Data about app and page elements:
----------

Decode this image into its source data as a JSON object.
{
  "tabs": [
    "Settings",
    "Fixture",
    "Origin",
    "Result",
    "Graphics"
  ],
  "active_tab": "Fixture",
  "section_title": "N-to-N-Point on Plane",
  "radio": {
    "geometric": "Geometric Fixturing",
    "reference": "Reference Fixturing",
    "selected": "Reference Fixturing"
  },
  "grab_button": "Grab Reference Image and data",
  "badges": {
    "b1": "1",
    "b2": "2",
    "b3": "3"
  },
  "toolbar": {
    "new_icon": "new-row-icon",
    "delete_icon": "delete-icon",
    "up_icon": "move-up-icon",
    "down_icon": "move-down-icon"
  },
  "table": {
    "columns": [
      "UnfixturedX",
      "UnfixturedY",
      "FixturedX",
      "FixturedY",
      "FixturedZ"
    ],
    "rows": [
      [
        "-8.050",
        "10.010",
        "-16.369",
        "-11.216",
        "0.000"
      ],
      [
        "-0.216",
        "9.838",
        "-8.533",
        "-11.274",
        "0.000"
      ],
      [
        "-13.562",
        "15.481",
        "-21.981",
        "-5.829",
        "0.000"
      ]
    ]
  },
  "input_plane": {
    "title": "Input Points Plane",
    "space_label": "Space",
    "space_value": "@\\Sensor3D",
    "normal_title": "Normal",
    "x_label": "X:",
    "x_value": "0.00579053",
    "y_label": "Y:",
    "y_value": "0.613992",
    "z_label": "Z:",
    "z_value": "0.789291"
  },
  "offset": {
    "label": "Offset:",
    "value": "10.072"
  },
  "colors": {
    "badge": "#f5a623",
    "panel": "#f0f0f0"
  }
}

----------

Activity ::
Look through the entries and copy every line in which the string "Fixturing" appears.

Task solution ::
    "geometric": "Geometric Fixturing",
    "reference": "Reference Fixturing",
    "selected": "Reference Fixturing"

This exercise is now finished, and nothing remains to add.